Have you experienced a moment when when reality crystalizes and you finally KNOW a deep, personal truth? I’ve been thinking about defining moments lately. As an author, they populate my books. As a human being, they have shaped my character and my choices. Merriam-Webster says a defining moment is the time that shows very clearly what something is really about I’ve often heard good fiction characterized as real life without the boring parts. That’s true, and both fiction and
I recently read a story that left me wholly unsatisfied. The author skimped on writing in the sensory details. I felt disoriented while reading and found myself eager to be finished.
When I read fiction, I need to feel as if I'm dropped into the scene and can live the character's journey. Readers who can vicariously experience the character's life in novels are transported to a different reality and live the experience. They are touched at a visceral level and changed by th

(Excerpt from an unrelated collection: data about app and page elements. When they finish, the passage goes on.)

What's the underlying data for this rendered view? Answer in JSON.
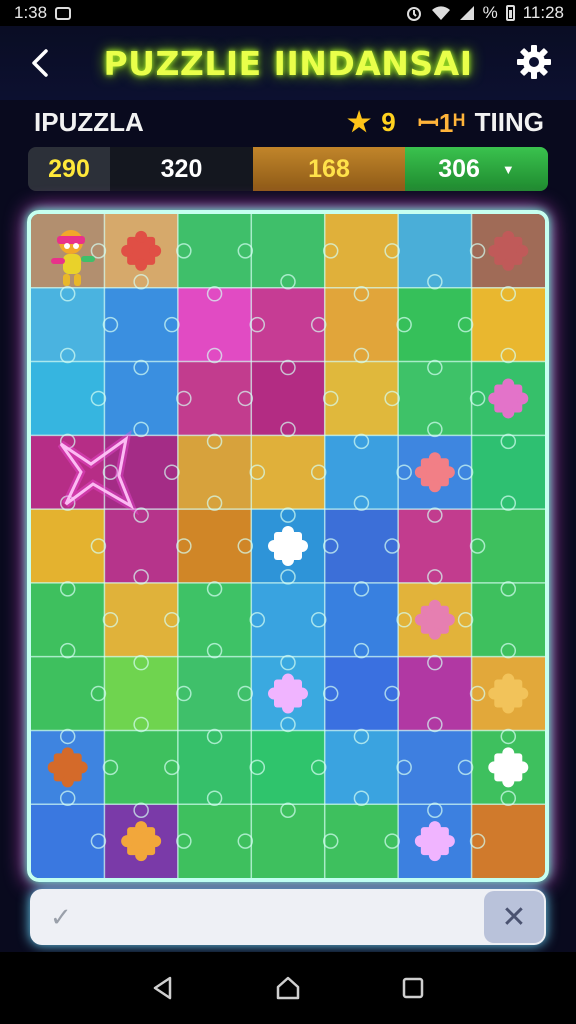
{
  "status_bar": {
    "time_left": "1:38",
    "time_right": "11:28",
    "notification_icon": "notification-icon",
    "right_icons": [
      "alarm-icon",
      "wifi-icon",
      "signal-icon",
      "battery-icon"
    ],
    "percent_sign": "%"
  },
  "header": {
    "title": "PUZZLIE IINDANSAI",
    "back_icon": "chevron-left-icon",
    "settings_icon": "gear-icon"
  },
  "subheader": {
    "label": "IPUZZLA",
    "star_icon": "star-icon",
    "star_value": "9",
    "level_text": "ꟷ1ᴴ",
    "status_text": "TIING"
  },
  "scores": {
    "a": "290",
    "b": "320",
    "c": "168",
    "d": "306",
    "dropdown_icon": "chevron-down-icon"
  },
  "board": {
    "columns": 7,
    "rows": 9,
    "tile_colors": [
      [
        "#b28f6f",
        "#d6a96b",
        "#3fbf6a",
        "#3fbf6a",
        "#e0b03a",
        "#4aaed8",
        "#a06b57"
      ],
      [
        "#4ab3e0",
        "#3a8fe0",
        "#e14bc3",
        "#c63c94",
        "#e1a53a",
        "#36c05a",
        "#e9b72f"
      ],
      [
        "#36b5e0",
        "#3a8fe0",
        "#c23c8e",
        "#b32c83",
        "#e0b83c",
        "#3ec268",
        "#36c06a"
      ],
      [
        "#b62d86",
        "#a42c86",
        "#d7a23c",
        "#e0b03a",
        "#3b9fe0",
        "#3e86e0",
        "#2ec071"
      ],
      [
        "#e4b22f",
        "#b6348b",
        "#d08627",
        "#2e94d8",
        "#3c6fd8",
        "#c23c8e",
        "#3ec05e"
      ],
      [
        "#3ec05e",
        "#e0b23a",
        "#3ec266",
        "#39a3e0",
        "#3880e0",
        "#e2b33a",
        "#3ec05e"
      ],
      [
        "#3ec05e",
        "#6fd44f",
        "#3fc06a",
        "#3aa9e0",
        "#3a70e0",
        "#b138a3",
        "#e2a83a"
      ],
      [
        "#3e84e0",
        "#3ec05e",
        "#36c06a",
        "#2fc46c",
        "#3aa3e0",
        "#3e7fe0",
        "#3ec05e"
      ],
      [
        "#3a78e0",
        "#7a3aa8",
        "#3ec05e",
        "#3ec05e",
        "#3ec05e",
        "#3c80e0",
        "#d07a2c"
      ]
    ],
    "loose_pieces": [
      {
        "col": 1,
        "row": 0,
        "color": "#e04f45"
      },
      {
        "col": 6,
        "row": 0,
        "color": "#c05a59"
      },
      {
        "col": 5,
        "row": 3,
        "color": "#f27f86"
      },
      {
        "col": 6,
        "row": 2,
        "color": "#e373c9"
      },
      {
        "col": 3,
        "row": 4,
        "color": "#ffffff"
      },
      {
        "col": 5,
        "row": 5,
        "color": "#e67fb1"
      },
      {
        "col": 3,
        "row": 6,
        "color": "#f0b4ff"
      },
      {
        "col": 6,
        "row": 6,
        "color": "#f2c35a"
      },
      {
        "col": 6,
        "row": 7,
        "color": "#ffffff"
      },
      {
        "col": 0,
        "row": 7,
        "color": "#d46a2a"
      },
      {
        "col": 1,
        "row": 8,
        "color": "#f2a73b"
      },
      {
        "col": 5,
        "row": 8,
        "color": "#f0b4ff"
      }
    ],
    "mascot_icon": "mascot-character-icon",
    "highlight_icon": "glowing-piece-outline-icon"
  },
  "answer_bar": {
    "confirm_icon": "check-icon",
    "value": "",
    "clear_icon": "close-icon"
  },
  "nav_bar": {
    "back_icon": "nav-back-triangle-icon",
    "home_icon": "nav-home-icon",
    "recents_icon": "nav-recents-square-icon"
  }
}
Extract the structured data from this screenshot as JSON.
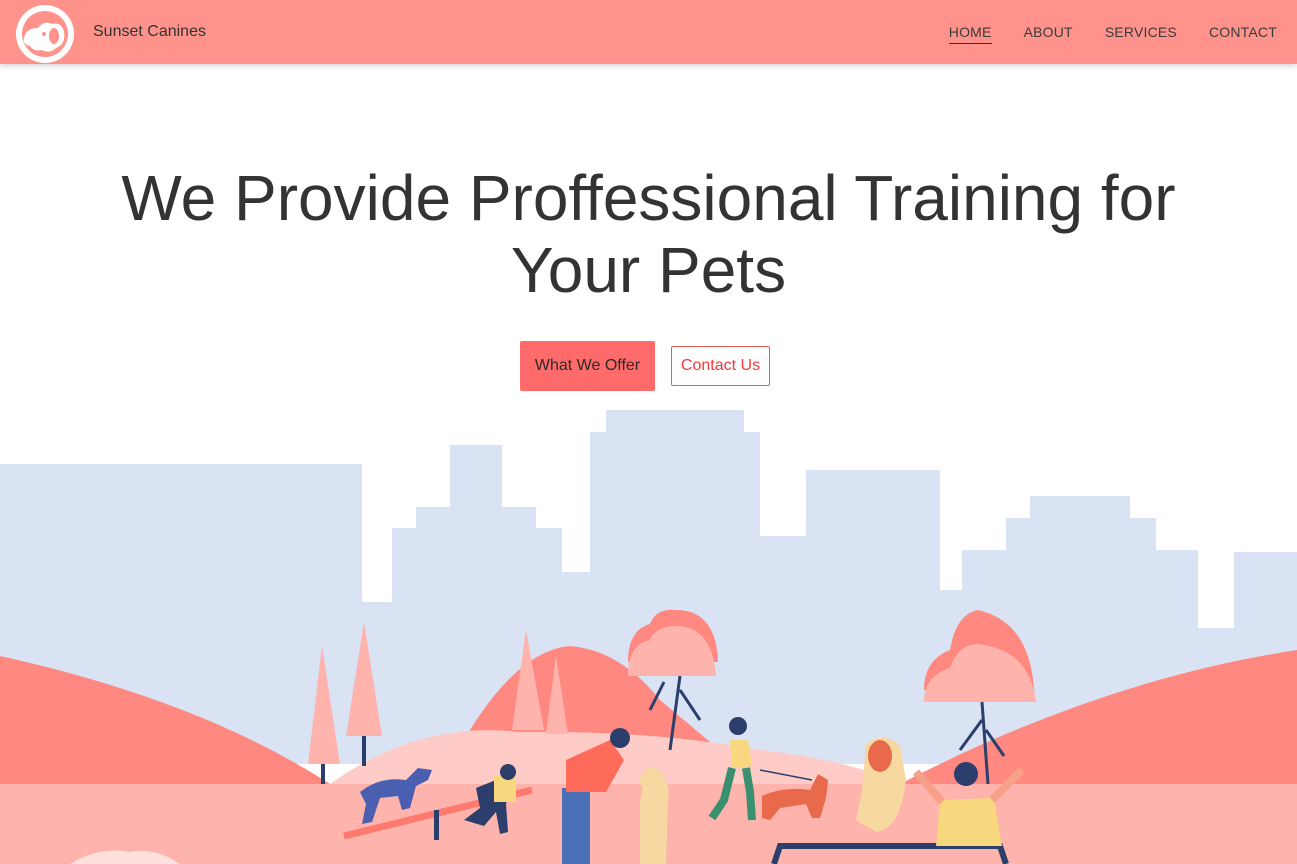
{
  "header": {
    "brand": "Sunset Canines",
    "logo_icon": "dog-logo-icon",
    "nav": [
      {
        "label": "HOME",
        "active": true
      },
      {
        "label": "ABOUT",
        "active": false
      },
      {
        "label": "SERVICES",
        "active": false
      },
      {
        "label": "CONTACT",
        "active": false
      }
    ]
  },
  "hero": {
    "title": "We Provide Proffessional Training for Your Pets",
    "primary_button": "What We Offer",
    "secondary_button": "Contact Us"
  },
  "colors": {
    "navbar": "#ff938b",
    "primary_button": "#ff6b6b",
    "outline_button_text": "#ee3b3b",
    "skyline": "#d9e3f4",
    "hills": "#ff8880",
    "ground": "#ffb3ad"
  }
}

Consider yourself the luckiest writer in the universe if you’ve never experienced a moment of writer’s block. Consider yourself fortunate if you've never experienced a moment of, "where do I go now?" Consider yourself blessed if you've never thought, "How can I tie up this loose end?" The most important thing to consider when faced with the dreaded writer’s block is to realize that that this is probably not the last time you’ll be stuck. Personally, I think it’s part of the w
Happy is the person who dreams dreams and is willing to take the steps to make them come true. Don't be afraid to start climbing, and I'll see you at the top! ~ Zig Ziglar I’ve been thinking about perspective lately. So much of life’s experiences depend on perspective, especially for writers. We commit ourselves to long periods of solitary work and then endure the difficult process of publication. Even after publication, it's not a walk in the park. But whether you succeed in
If you're a writer, do you spend time reading tips from pros and other writers in the trenches? You should. I have a few favorite writing websites that I subscribe to and some I visit regularly to keep myself current on market trends as well as tips on craft and grammar help. Doesn’t everyone need grammar help? Some sites that I visit frequently are: Novel Rocket: Authors helping authors launch. A great site for fiction writers with tips for writing, marketing, and encouragem
Do you appreciate admirable character traits? Excuse me while I get a little introspective. I've been counting my blessings lately, and ALL of them are people, not things. No surprise there. I have amazing family and friends. What I truly value about those who are a close to me are the attributes of their characters. As I thought about my loved ones and friends, I compiled a list of what I admire most about them. Yes, this is what's needed in excess in our world (and in the b
Want to make your writing more irresistible? Then learn what the weasel words are, and avoid them. Weasel words are words that somehow manage to weasel themselves into our writing, but are passive, weak words, and generally lazy writing. Most authors must learn to eliminate weasel words from their writing. It’s not as easy as it sounds. One way to weed out the weasel words from your writing is to do a search and replace once your book/article is finished. According to Wikiped